Cyprus parliament has voted to restructure the island’s banks, set up a “national solidarity fund”, and establish capital controls to prevent a bank run.
Efforts continue to reach consensus on other key issues such as levies on bank deposits.
Cypriot President Nicos Anastasiades is to hold talks in Brussels with the EU before Cyprus’s parliament reconvenes.
Cyprus needs to raise 5.8 billion euros ($7.5 billion) to qualify for a 10 billion-euro bailout.
On Friday, the Cypriot parliament passed a total of nine bills, covering three main elements of the rescue plan including:
- Restructuring of the banking sector, starting with the most troubled bank of all – Laiki (Popular) Bank, the country’s second largest
- The creation of a solidarity fund: nationalizing pension funds and other state assets
- The approval of capital controls to prevent large fund withdrawals out of Cyprus
Cyprus parliament has voted to restructure the island’s banks
The bank levy issue may come before parliament later in the weekend. A levy, possibly of around 15%, on all deposits over 100,000 euros, has been suggested.
The “solidarity fund” would allow the pooling of state assets for an emergency bond issue, reports the Reuters news agency.
These include future gas revenues and some pension funds – an idea that German Chancellor Angela Merkel has strongly condemned.
Under the bank restructuring, Cyprus’ troubled lenders will be split into so-called good and bad banks.
Before the series of much-delayed votes in an emergency session of parliament, the European Union, Germany and leading bankers all urged MPs to speedily pass the reforms.
Eurozone finance ministers have called a meeting on Sunday to discuss the Cyprus crisis.
The European Central Bank has given Cyprus until Monday to raise the bailout money, or it says it will cut off funds to the banks, meaning they would collapse, possibly pushing the country out of the eurozone.
The EU has postponed next week’s summit to discuss free trade with Japan, so European leaders can concentrate on trying to solve the Cyprus crisis.
Cyprus banks have been closed since Monday and many businesses are only taking payment in cash.
Spain’s decision to request a loan of up to 100 billion Euros ($125 billion) from eurozone funds to help shore up its struggling banks has won broad support.
The International Monetary Fund (IMF) said the bailout was big enough to restore credibility to Spain’s banks.
Washington welcomed the measure as a vital step towards the “financial union” of the eurozone.

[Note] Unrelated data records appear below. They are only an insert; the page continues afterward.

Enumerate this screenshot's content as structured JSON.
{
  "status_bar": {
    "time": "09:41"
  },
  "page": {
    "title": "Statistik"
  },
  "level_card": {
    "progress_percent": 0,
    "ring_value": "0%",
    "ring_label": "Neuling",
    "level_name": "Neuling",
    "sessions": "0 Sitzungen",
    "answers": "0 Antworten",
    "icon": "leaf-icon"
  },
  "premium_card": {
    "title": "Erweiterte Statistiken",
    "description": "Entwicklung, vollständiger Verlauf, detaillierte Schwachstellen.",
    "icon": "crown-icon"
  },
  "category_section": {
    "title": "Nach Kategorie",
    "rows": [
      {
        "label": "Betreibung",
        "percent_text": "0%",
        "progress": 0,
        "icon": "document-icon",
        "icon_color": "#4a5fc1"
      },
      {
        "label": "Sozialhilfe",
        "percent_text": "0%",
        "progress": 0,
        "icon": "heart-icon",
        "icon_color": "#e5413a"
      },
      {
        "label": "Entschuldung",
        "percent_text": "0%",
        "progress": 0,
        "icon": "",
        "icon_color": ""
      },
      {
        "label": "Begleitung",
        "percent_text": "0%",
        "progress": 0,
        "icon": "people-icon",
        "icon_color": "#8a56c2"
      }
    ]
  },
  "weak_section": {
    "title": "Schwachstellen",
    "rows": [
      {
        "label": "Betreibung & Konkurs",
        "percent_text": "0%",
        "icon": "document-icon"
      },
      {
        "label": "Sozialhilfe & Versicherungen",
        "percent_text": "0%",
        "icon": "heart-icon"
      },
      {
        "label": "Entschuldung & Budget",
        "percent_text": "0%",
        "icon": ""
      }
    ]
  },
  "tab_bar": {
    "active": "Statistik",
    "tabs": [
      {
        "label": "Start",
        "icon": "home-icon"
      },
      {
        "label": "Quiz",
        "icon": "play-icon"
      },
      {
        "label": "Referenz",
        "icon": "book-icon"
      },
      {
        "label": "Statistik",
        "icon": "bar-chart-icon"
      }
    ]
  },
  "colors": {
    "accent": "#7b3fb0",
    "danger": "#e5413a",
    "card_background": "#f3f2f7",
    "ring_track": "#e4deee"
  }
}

The move was agreed during emergency talks between eurozone finance ministers on Saturday.
IMF managing director Christine Lagarde said the plan for Spain should provide “assurance that the financing needs of Spain’s banking system will be fully met”.
“I strongly welcome the statement by the Eurogroup, which complements the measures taken by the Spanish authorities in recent weeks to strengthen the banking system,” she said.
“The IMF stands ready, at the invitation of the Eurogroup members, to support the implementation and monitoring of this financial assistance through regular reporting.”
Spain's decision to request a loan of up to 100 billion Euros ($125 billion) from eurozone funds to help shore up its struggling banks has won broad support
US Treasury Secretary Timothy Geithner welcomed the latest moves as “important for the health of Spain’s economy and as concrete steps on the path to financial union, which is vital to the resilience of the euro area”.
France’s Finance Minister Pierre Moscovici said the deal would “contribute to restoring confidence in the eurozone”.
The president of the European Commission, Jose Manuel Barroso, said he was confident that through bank restructuring and other reforms, Spain could gradually regain the confidence of investors and create the conditions needed for sustainable growth and job creation.
Earlier, Spanish Economy Minister Luis de Guindos announced that his country would shortly make a formal request for assistance.
Luis de Guindos said the help would be for the financial system, not the economy as a whole.
“This is not a rescue,” he said.
He also said the aid would not come with new austerity measures attached to the economy. Spain has already imposed strict economic reforms in a bid to tackle its debt problems.
The loan will bolster Spain’s weakest banks, left with billions of Euros worth of bad loans following the collapse of a property boom and the recession that followed.
Some banks borrowed large amounts on the international markets to lend to developers and homebuyers, a riskier strategy than funding it with deposits from savings.
The exact amount that Spain will receive will be decided after the completion of two audits of its banks, due to be completed by the end of June.
The money will come from two funds created to help eurozone members in financial distress – the European Financial Stability Facility (EFSF) and the European Stability Mechanism (ESM), which enters into force next month.
Investors have recently demanded higher and higher costs to lend to Spain, making it too expensive for the country to borrow the money needed for a bank rescue from the markets.